Data items
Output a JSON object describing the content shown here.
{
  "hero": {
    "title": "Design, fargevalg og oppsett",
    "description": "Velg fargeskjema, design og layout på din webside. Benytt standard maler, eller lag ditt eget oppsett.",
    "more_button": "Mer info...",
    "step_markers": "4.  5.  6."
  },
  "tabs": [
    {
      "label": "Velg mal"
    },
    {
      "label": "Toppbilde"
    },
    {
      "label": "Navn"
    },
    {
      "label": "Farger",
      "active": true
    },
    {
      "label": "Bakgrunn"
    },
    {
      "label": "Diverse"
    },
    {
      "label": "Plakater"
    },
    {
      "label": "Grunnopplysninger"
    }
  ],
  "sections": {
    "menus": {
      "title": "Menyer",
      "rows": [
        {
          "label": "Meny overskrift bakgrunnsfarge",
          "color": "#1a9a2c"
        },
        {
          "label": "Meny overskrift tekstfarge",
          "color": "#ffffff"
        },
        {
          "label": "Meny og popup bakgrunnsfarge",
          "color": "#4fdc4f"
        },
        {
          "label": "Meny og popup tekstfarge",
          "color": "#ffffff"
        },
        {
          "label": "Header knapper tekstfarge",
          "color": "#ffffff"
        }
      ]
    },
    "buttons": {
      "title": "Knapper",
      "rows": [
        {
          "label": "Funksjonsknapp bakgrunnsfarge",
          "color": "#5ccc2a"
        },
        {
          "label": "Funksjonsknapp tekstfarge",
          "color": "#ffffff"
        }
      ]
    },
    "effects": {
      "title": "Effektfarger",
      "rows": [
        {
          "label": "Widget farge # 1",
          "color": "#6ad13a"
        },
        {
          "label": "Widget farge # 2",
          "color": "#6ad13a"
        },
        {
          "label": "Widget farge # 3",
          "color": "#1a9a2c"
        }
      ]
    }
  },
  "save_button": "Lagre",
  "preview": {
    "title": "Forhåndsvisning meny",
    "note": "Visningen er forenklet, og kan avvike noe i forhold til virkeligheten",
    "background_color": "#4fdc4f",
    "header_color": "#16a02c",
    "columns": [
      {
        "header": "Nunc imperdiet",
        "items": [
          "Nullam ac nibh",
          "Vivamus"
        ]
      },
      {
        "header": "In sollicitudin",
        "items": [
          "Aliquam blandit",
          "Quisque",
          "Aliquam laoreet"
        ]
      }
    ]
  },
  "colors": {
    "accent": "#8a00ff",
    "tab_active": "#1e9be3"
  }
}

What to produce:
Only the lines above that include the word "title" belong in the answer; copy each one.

Completed task:
    "title": "Design, fargevalg og oppsett",
      "title": "Menyer",
      "title": "Knapper",
      "title": "Effektfarger",
    "title": "Forhåndsvisning meny",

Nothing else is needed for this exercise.